The global economy is increasingly shifting its gravity from West to East and the role of the two Asian economies — i.e. China and India — are therefore gaining wider scope to work for regional integration.
India is in the BCIM initiative which is in line with the Chinese OBOR initiative. Since India needs to engage in its efforts in developing regional integration, Bangladesh, India, Nepal, and Myanmar along with China can therefore play wider and more sincere roles to access opportunities in the region by resolving the issues of mutual mistrust.
In addition, the cost of expansion and strengthening of power system network of Dhaka Power Distribution Company Ltd under the Power Division is estimated at $2.04 billion, and the construction of Karnaphuli tunnel in Chittagong at $703 million.
The visit of Chinese President Xi Jinping yielded the signing of 27 deals, where Bangladesh will receive $24.45 billion in assistance from China.

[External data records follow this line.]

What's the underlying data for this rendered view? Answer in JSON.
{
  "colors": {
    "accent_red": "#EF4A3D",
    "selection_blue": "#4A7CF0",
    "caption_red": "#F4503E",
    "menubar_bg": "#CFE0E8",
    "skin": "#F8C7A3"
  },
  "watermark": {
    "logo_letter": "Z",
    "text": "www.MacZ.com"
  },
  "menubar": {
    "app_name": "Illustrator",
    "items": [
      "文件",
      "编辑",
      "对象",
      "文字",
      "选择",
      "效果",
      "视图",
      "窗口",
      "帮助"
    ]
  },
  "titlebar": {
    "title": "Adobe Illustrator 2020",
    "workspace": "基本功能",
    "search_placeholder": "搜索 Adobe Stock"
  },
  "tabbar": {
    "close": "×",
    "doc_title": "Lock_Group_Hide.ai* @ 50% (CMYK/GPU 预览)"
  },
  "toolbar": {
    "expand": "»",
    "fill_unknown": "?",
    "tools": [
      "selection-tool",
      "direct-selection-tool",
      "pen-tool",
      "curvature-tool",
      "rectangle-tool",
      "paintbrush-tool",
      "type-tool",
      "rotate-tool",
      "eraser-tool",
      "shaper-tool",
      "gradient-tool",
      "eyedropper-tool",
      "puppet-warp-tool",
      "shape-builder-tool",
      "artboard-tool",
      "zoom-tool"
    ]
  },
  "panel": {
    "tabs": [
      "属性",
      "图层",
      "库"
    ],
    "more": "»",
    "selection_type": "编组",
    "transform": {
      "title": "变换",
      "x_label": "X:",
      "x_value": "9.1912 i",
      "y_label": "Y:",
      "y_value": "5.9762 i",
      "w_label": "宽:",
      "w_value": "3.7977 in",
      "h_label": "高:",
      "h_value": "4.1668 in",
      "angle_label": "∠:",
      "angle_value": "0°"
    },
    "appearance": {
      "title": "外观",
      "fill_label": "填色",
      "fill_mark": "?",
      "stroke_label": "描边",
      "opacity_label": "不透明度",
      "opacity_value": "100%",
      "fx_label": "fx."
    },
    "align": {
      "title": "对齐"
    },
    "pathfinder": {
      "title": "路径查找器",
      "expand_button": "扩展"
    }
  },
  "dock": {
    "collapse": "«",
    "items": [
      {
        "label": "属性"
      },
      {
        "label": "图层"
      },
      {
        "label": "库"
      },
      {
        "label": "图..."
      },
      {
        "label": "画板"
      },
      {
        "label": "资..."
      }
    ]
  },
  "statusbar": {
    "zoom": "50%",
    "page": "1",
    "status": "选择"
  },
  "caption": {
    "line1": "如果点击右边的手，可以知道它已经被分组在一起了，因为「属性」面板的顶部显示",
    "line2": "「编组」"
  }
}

Thirteen Bangladeshi entities also signed 13 joint venture agreements with the same number of Chinese companies involving $13.6 billion, to boost trade between the two nations.
Terming the deals a turning point for Bangladesh, they suggested the government be sincere and skilled in negotiations for execution of the deals, so that both Bangladesh and China become winners.
“The signing of the agreements indicates a positive Bangladesh. The world now sees Bangladesh as the next rising tiger,” said Abdul Matlub Ahmad, president of the Federation of Bangladesh Chambers of Commerce and Industry.
The Chinese government and private sector investors understand that Bangladesh is a lucrative place for investment, as the country has been witnessing more than 6 percent year-on-year economic growth for several years now, Ahmad said.
“The agreements are historic as Bangladesh has never seen such big investments and trade deals, worth nearly $40 billion. It has become possible due to continuous road-shows by the private sector and the government’s continued efforts.”